Required action: Below are some entries. Copy each line in them that holds "page".

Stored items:
● ● ● ●
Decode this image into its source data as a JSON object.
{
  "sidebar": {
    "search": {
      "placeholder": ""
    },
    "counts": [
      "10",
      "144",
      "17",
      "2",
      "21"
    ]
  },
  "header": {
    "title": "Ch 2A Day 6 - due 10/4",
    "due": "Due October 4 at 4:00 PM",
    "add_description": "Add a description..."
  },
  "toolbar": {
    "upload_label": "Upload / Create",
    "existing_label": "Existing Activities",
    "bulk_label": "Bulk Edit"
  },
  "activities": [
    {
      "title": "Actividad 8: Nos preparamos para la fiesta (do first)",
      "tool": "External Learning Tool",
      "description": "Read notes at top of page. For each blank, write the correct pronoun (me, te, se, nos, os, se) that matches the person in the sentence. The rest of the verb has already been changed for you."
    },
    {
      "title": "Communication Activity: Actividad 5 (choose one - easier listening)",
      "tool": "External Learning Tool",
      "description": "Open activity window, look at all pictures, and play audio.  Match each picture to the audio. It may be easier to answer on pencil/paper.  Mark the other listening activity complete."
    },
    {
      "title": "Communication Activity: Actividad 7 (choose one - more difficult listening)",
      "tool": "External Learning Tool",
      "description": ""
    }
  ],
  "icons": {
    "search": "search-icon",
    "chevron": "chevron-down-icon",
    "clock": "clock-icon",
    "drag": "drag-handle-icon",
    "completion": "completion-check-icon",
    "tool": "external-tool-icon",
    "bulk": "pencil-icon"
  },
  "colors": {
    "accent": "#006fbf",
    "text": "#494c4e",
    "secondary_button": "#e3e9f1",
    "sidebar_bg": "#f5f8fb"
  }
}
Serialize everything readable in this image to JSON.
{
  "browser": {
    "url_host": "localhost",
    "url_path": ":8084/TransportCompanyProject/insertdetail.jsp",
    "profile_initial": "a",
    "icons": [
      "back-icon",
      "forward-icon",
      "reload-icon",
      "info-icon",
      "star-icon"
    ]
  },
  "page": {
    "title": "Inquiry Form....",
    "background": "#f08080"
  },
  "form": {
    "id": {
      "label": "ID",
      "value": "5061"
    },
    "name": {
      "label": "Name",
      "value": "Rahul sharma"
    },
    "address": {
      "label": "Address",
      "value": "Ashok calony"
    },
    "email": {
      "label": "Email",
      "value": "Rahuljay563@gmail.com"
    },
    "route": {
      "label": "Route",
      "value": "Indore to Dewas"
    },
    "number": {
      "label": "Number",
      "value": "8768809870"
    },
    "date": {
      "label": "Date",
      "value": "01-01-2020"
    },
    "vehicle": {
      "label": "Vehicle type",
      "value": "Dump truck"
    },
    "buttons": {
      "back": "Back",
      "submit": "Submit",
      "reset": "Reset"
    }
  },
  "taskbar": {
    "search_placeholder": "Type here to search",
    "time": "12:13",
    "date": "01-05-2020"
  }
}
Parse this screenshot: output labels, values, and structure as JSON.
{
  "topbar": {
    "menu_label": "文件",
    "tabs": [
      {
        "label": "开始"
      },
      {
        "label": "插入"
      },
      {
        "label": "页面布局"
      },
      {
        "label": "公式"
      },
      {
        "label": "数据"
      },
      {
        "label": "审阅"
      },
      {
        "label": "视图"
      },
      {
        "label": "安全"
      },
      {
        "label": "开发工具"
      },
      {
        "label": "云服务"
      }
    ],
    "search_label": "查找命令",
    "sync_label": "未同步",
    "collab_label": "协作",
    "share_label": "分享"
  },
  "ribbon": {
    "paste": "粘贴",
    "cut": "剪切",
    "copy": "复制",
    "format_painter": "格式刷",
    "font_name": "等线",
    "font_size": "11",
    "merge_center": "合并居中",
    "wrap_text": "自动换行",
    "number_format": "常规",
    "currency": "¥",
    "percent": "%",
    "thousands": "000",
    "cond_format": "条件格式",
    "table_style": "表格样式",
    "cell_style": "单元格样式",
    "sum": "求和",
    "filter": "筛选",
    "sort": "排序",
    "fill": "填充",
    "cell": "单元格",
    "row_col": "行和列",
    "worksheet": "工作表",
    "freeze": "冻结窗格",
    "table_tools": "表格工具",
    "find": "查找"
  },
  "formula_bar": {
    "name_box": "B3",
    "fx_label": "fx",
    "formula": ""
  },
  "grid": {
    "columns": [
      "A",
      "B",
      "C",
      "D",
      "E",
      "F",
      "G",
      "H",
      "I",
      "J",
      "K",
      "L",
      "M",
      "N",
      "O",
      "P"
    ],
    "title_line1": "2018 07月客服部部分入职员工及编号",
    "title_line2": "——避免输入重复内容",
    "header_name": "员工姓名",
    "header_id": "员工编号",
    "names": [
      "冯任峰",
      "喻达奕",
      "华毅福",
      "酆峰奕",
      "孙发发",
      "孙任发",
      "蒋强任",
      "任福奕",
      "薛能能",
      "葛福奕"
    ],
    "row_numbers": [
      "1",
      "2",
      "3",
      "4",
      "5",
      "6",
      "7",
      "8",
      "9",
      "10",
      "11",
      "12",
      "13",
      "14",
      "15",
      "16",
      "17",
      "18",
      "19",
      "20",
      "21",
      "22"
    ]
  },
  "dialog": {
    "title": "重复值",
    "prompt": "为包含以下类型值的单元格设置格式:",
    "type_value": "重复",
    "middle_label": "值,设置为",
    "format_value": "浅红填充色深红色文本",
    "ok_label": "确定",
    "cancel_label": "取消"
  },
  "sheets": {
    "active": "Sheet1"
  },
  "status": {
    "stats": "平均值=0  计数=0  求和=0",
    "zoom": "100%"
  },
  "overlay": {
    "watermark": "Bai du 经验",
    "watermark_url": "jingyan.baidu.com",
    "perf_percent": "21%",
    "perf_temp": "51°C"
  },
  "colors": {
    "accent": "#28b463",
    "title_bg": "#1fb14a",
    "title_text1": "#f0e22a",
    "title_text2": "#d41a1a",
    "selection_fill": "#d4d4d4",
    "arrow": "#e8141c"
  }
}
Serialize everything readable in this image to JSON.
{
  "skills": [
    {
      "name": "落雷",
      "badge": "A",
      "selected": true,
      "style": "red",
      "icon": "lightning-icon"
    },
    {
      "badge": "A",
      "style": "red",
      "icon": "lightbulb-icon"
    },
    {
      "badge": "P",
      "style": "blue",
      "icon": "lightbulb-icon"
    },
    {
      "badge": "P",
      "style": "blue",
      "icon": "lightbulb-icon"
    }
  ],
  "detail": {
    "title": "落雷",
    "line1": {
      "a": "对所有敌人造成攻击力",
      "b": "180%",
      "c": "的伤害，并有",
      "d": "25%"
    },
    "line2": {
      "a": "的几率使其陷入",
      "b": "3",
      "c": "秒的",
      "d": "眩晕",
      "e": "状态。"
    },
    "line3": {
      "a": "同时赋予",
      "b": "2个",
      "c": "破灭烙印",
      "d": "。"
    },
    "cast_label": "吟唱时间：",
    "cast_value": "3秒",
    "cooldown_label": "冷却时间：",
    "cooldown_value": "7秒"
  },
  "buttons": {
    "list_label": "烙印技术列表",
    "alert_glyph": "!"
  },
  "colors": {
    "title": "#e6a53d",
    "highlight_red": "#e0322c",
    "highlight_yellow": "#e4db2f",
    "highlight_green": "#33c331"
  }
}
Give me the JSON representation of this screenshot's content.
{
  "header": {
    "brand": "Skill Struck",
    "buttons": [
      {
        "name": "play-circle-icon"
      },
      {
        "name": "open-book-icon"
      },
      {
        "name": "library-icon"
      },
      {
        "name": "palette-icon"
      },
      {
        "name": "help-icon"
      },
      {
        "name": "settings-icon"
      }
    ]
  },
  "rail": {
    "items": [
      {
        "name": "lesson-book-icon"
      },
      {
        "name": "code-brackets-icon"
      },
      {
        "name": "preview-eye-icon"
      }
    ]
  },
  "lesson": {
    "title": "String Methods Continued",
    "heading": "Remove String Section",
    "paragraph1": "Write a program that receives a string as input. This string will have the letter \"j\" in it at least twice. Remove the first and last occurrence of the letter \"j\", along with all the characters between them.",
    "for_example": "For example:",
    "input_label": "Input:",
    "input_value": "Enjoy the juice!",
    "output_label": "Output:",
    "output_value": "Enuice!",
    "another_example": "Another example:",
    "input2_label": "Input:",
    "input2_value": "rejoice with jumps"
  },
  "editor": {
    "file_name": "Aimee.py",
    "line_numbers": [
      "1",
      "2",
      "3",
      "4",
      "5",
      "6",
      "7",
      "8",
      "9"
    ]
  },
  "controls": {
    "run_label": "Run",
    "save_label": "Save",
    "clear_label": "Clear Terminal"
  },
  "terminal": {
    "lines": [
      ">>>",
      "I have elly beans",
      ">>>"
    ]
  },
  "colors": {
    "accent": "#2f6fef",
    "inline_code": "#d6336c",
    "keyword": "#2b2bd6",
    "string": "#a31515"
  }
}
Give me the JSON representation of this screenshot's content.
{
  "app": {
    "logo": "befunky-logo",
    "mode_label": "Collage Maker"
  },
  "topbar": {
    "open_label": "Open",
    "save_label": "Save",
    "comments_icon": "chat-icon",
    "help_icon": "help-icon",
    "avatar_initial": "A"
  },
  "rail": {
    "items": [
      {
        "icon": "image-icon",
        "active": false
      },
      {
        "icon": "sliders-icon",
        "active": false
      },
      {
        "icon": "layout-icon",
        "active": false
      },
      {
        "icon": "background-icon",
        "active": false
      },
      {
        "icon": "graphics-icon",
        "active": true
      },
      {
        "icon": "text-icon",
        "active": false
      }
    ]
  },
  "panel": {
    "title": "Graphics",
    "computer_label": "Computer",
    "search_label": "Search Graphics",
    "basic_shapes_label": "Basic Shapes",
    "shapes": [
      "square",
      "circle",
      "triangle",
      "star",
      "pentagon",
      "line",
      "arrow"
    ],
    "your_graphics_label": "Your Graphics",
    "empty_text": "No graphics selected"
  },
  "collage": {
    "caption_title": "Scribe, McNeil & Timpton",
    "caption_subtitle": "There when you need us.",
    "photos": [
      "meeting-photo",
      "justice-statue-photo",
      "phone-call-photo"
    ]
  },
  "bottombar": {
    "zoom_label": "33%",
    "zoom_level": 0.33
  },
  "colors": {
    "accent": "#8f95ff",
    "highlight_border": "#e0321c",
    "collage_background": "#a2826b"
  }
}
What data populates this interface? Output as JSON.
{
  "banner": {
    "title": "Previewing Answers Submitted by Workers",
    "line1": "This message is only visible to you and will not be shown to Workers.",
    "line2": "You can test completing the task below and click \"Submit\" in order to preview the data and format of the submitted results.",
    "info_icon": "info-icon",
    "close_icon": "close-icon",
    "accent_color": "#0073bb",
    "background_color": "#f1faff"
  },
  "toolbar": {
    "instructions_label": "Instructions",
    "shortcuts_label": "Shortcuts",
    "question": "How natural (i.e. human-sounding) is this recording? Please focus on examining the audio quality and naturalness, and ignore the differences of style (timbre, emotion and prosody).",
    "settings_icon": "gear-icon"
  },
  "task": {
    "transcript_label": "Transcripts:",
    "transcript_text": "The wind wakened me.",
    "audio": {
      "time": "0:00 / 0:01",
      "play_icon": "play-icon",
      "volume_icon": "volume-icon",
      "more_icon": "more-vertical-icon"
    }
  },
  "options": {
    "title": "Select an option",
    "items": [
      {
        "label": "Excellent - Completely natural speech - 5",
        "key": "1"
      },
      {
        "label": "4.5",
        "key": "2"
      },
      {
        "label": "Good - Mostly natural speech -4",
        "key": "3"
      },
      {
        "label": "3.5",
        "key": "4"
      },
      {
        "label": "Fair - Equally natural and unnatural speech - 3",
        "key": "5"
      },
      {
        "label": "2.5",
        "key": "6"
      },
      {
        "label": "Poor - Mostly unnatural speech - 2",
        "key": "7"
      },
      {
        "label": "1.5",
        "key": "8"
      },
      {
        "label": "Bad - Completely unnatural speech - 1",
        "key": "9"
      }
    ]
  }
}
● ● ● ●
Answer to this exercise:
      "description": "Read notes at top of page. For each blank, write the correct pronoun (me, te, se, nos, os, se) that matches the person in the sentence. The rest of the verb has already been changed for you."
  "page": {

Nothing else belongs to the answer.